From herbal.got.net (Roy Upton):
I have seen at least 70 children weaned of Ritalin. I usually recommend weaning off of Ritalin for a 2-3 week period, while administering the herbs. Usually, the program consists of dietary modification, exercise, and nutritional and herbal supplementation. Though treatment is similar, differentiate between ADD and ADHD. ADD might be a direct result of under/poor nourishment. The brain is the most energy intensive organ of the body. If the body is deprived of energy, the brain is first to suffer. In ADHD there is often a rapid heart beat that may have varying underlying causes such as specific allergies.
- Elimination of most simple sugars including fruit juices, foods with colors and preservatives. Concentrate on a whole foods diet.
- Magnesium supplementation. Dosage based on weight, age of child.
- I have used a combination of the following herbs with significant success (according to parents and teachers): Chinese zizyphus, chamomile, lemon balm, catnip, hawthorn berry, and gotu kola flavored with cinnamon, anise, and a touch of cloves. Usually this is prepared as a glycerite extract (approx. 1:3-1:5 concentration). 20 drops 2-3 daily. I alternate this with Hawthorn berry syrup, 1 tsp 2 x daily.
- Exercise is a must for ADHD.
In Germany, Chamomile tea, and small doses of valerian root are utilized.
I think it is important to note that ADD and ADHD is one of the most frequently diagnosed conditions in children, and that is rising dramatically, much to the concern of many practitioners who feel that the diagnosis is handed out much too casually. I believe the makers of Ritalin have done an excellent job of marketing. There have been a series of articles (and a few books) I have seen over the past number of years on the need to provide a "proper diagnosis" of these children rather than labeling them as 'bad". Teachers have become the prime target for providing the initial grounds for diagnosis. Oftentimes, a child will be diagnosed in kindergarten or early grade school and not adequately reassessed for a number of years. The inherent problem in both of these is obvious. I also do not believe the diagnosis should be made until all lifestyle protocols (including supplementation, diet, exercise, etc.) have been attempted and failed.

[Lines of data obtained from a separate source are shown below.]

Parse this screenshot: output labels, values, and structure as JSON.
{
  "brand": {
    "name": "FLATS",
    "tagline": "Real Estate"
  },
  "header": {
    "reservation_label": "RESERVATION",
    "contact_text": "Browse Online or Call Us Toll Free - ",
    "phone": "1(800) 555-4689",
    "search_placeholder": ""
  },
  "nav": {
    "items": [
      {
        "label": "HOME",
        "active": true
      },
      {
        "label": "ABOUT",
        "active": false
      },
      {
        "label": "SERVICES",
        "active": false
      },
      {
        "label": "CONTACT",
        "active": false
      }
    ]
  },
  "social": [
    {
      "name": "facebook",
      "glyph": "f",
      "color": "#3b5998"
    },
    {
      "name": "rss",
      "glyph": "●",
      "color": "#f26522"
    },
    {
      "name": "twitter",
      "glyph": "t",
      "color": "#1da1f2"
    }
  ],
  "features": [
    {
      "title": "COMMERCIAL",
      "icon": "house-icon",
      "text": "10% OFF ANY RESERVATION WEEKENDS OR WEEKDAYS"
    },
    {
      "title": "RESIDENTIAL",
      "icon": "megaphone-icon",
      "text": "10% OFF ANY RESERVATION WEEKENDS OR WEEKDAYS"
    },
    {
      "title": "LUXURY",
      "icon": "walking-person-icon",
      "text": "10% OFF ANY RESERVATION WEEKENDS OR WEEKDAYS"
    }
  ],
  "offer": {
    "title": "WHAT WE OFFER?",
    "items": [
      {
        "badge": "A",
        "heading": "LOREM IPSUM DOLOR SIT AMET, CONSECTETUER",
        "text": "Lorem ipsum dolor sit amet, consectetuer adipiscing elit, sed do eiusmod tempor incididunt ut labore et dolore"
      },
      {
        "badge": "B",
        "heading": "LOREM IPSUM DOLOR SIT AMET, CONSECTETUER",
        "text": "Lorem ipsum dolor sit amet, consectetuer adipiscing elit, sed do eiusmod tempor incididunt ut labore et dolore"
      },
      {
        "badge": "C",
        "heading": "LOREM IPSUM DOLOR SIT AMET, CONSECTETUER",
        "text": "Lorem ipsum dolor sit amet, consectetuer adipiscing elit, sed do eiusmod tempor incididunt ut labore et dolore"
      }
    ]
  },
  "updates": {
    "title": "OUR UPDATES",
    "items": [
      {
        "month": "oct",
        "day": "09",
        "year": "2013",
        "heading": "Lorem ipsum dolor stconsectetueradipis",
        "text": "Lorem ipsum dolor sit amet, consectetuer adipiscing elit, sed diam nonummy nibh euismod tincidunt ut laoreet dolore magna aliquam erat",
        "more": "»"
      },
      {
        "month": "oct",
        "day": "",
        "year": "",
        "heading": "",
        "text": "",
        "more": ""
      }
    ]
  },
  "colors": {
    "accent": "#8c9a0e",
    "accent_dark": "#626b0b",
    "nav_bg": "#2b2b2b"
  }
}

I am of the firm belief, from many of the parents that I have seen, that it is often the parents that primarily require the help, the children secondarily. This is especially true of ADHD. Relative to the energy levels of the majority of exhausted, "burned-out at the end of the work day" parents, the majority of children are "hyperactive". We try to force them to be little adults before they have developed the coping mechanisms or social skills we design to stifle their natural impulses. We expect them to sit still when they have boundless physical energy. We ask (tell) them to pay attention to educational materials that mean little to them. This is an indictment of our education system as well.
Also, the typical American child is raised on nutritionless foods, challenged with numerous stresses, and spends an average of six hours a day in front of the television, when they should be expending the physical energy. While I believe that medicating, especially with amphetamines, is beneficial for some, by-and-large, it should be a last resort.
I hope this is of some help.